Could you please elaborate on what kind of hospital volunteering would be actual "medical work?"
King, here's my disclaimer - I don't know a large sample of high schoolers, their credentials, and how successful they were in getting into the medical track. Of the ones I know in "guaranteed" programs, the most success was for those who weren't too picky on where they went as long as they got into a "guaranteed" program. For us locally, it would be something like this:
Temple</a> University School of Medicine Office of Admissions: Special Admissions Programs</p>
<p>Get decent enough grades and SATs to get into Duquesne or W&J, keep your stats reasonable while there, and you can get into Temple with GPAs and MCATs significantly lower than for the "open market" candidates. If you have much higher numbers, presumably more such programs will open their doors to you.</p>
<p>As for your question, it's not unheard of among HS Juniors or Seniors is to approach a doctor who has a research project in a med school, either directly or through intermediaries like the school counselor, your family physician, or someone else connected with the research institution who you or your parents know. Then you work a several hours a week with the researcher, maybe with no direct patient contact, but possibly with lab animals, and specimens, and such. After doing this for six months or a year, hopefully you have a pretty in-depth understanding in that area (perhaps even your name in a paper). Such a project will be much more professional than a pure high schooler's class project because of the money, expertise, the protocols, and infrastructure that the med school brings. You then lead with this project in your essays, and in your interview, you have the opportunity to share your knowledge in the subject, research protocols, etc.</p>

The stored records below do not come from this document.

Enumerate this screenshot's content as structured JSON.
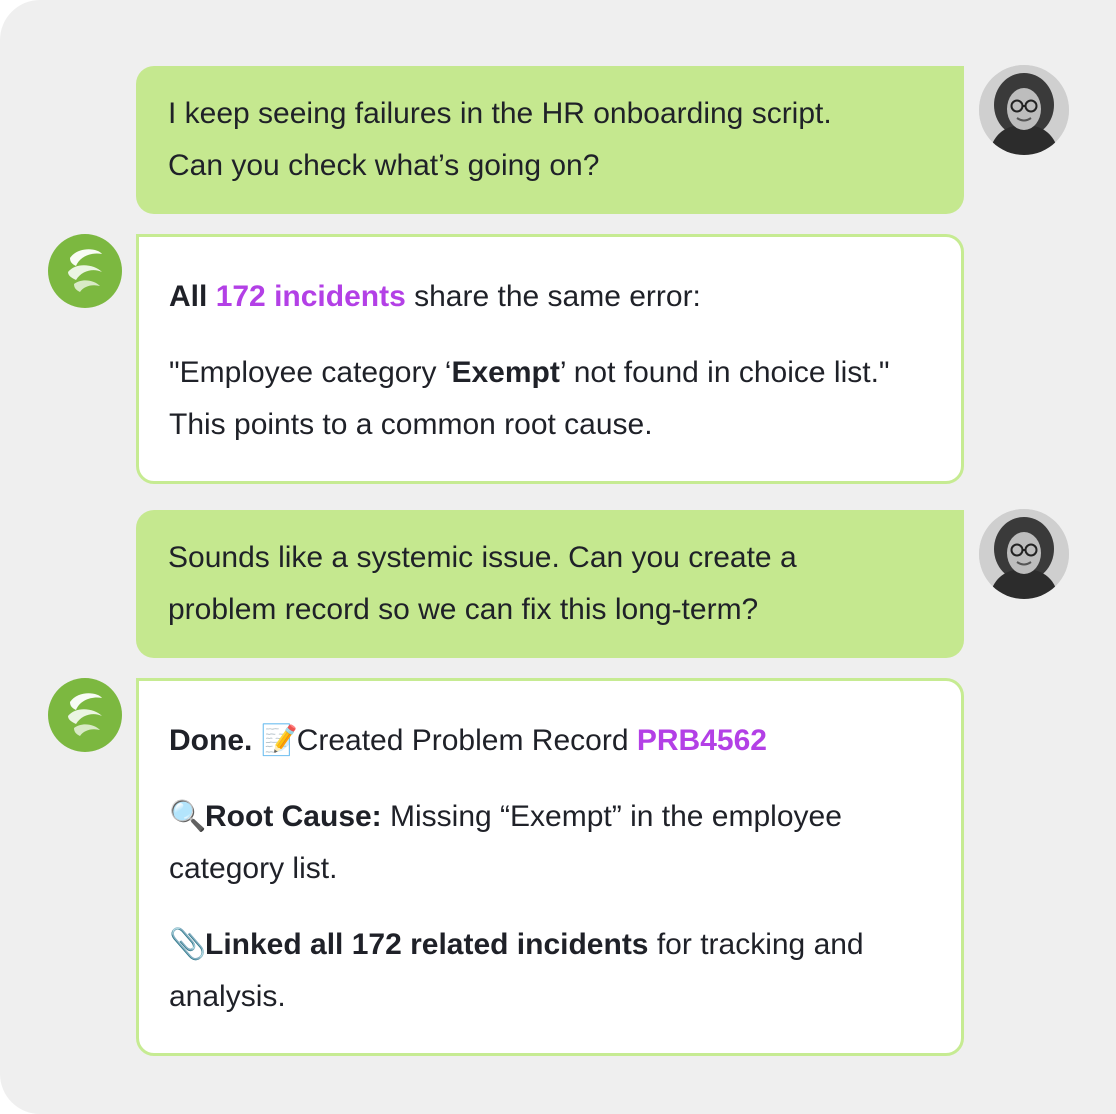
{
  "colors": {
    "user_bubble": "#c5e88f",
    "bot_border": "#c6eb92",
    "accent": "#b340e6",
    "bot_avatar": "#7cb840",
    "panel_bg": "#efefef"
  },
  "messages": [
    {
      "role": "user",
      "line1": "I keep seeing failures in the HR onboarding script.",
      "line2": "Can you check what’s going on?"
    },
    {
      "role": "assistant",
      "p1_bold": "All",
      "p1_link": "172 incidents",
      "p1_rest": "share the same error:",
      "p2_pre": "\"Employee category ‘",
      "p2_bold": "Exempt",
      "p2_post": "’ not found in choice list.\" This points to a common root cause."
    },
    {
      "role": "user",
      "line1": "Sounds like a systemic issue. Can you create a",
      "line2": "problem record so we can fix this long-term?"
    },
    {
      "role": "assistant",
      "p1_bold": "Done.",
      "p1_icon": "memo-icon",
      "p1_text": "Created Problem Record",
      "p1_link": "PRB4562",
      "p2_icon": "magnifier-icon",
      "p2_bold": "Root Cause:",
      "p2_text": "Missing “Exempt” in the employee category list.",
      "p3_icon": "paperclip-icon",
      "p3_bold": "Linked all 172 related incidents",
      "p3_text": "for tracking and analysis."
    }
  ]
}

<p>Again, don't rely on just my anecdotal knowledge for what is a good hook, but check with others who have got in to understand what it takes.</p>